▶ **Records shown**
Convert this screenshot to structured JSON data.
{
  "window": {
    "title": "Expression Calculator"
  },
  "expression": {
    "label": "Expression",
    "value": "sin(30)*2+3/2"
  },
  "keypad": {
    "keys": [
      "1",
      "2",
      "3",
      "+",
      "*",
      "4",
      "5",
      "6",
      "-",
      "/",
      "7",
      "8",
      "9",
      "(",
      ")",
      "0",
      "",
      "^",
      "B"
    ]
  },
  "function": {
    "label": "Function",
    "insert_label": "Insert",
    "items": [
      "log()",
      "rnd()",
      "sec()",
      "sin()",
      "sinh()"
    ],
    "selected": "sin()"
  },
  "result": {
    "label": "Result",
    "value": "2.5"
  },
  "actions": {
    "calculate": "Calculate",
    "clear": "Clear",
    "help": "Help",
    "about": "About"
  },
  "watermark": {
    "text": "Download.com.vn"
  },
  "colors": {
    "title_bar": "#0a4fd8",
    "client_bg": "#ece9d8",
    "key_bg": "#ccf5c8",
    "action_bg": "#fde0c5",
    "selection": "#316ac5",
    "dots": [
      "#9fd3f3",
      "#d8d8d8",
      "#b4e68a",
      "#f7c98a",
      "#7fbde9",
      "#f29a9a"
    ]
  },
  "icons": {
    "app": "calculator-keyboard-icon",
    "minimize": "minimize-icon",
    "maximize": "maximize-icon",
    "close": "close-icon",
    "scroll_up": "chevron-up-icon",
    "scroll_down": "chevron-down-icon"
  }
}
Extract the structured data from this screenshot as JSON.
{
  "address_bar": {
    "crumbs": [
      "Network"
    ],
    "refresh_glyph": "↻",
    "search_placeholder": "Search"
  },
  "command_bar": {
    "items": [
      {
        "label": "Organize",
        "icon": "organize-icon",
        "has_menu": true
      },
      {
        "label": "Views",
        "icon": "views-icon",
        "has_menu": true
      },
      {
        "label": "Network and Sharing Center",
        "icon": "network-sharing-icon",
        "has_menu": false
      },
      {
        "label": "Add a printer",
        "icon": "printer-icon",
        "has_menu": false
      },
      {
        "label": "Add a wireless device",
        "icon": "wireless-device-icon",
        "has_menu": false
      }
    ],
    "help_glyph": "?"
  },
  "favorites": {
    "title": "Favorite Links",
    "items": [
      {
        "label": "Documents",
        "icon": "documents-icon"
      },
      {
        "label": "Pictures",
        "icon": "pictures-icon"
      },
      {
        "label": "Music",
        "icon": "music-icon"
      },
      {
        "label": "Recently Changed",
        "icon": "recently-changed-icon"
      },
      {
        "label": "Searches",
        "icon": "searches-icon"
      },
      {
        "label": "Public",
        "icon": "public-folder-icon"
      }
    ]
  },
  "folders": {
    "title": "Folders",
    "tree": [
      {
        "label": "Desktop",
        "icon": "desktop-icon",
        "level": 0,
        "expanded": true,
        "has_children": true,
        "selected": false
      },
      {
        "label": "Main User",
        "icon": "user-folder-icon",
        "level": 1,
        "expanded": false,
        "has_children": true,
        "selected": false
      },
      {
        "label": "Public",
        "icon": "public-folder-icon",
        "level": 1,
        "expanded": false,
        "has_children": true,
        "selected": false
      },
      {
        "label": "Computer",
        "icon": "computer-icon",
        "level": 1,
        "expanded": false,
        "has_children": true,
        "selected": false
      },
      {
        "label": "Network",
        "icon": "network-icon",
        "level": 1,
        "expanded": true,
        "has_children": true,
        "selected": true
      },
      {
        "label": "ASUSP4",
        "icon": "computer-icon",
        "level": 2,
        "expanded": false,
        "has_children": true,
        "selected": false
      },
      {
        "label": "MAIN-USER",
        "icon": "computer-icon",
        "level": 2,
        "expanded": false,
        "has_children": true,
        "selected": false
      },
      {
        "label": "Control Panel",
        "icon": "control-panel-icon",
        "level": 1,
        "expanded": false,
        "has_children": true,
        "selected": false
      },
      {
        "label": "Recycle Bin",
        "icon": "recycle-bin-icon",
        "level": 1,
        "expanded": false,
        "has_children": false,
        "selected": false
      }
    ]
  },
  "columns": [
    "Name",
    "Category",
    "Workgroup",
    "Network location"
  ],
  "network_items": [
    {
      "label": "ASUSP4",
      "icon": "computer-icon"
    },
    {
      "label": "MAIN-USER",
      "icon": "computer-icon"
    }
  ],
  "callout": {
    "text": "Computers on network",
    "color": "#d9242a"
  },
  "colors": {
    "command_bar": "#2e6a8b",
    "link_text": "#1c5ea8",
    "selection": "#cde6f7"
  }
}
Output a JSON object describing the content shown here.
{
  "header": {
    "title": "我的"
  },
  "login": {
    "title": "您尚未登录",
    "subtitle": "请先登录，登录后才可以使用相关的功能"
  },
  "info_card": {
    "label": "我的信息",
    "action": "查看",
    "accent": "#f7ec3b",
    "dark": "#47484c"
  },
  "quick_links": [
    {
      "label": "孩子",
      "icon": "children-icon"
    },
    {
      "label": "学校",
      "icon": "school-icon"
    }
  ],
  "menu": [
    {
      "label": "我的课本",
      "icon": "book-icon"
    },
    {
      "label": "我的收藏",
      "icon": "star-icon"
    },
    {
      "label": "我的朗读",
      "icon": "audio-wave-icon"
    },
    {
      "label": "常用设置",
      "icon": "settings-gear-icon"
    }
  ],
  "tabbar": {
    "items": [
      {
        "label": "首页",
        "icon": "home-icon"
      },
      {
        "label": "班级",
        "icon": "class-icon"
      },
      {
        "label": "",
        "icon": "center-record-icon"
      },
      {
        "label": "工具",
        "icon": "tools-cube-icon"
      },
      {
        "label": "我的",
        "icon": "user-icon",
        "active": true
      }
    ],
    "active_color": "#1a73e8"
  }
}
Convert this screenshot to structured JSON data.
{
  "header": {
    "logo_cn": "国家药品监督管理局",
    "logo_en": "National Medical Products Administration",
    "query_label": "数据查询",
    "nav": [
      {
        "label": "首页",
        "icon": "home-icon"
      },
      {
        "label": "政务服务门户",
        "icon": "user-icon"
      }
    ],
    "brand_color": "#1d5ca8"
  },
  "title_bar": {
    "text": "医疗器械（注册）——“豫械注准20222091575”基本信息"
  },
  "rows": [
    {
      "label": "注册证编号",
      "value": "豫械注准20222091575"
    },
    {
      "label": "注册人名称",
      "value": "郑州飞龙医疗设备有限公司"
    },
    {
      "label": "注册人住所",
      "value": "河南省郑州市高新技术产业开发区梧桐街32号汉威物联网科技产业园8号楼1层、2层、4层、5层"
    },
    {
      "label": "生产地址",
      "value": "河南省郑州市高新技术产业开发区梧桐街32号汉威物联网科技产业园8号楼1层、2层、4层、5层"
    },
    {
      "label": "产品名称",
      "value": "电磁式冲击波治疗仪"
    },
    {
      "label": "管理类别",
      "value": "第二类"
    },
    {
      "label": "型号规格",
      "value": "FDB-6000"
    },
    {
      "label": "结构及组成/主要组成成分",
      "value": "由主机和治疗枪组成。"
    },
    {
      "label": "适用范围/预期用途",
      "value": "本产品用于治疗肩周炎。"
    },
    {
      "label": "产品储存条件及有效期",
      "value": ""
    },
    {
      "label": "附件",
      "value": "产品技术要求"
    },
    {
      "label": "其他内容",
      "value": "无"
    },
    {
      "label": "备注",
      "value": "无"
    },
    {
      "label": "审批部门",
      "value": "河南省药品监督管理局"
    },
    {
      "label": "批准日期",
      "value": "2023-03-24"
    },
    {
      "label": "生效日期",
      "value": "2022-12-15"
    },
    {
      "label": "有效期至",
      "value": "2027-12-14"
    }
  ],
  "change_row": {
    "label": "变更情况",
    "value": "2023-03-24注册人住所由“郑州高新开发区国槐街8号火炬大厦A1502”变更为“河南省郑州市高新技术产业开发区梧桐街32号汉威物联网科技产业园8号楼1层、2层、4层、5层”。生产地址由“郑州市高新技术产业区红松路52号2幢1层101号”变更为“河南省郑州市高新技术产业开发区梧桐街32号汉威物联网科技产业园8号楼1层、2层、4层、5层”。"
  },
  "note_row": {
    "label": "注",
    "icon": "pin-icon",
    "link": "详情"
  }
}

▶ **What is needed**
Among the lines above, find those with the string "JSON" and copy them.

▶ **Solution below**
Convert this screenshot to structured JSON data.
Extract the structured data from this screenshot as JSON.
Output a JSON object describing the content shown here.
Convert this screenshot to structured JSON data.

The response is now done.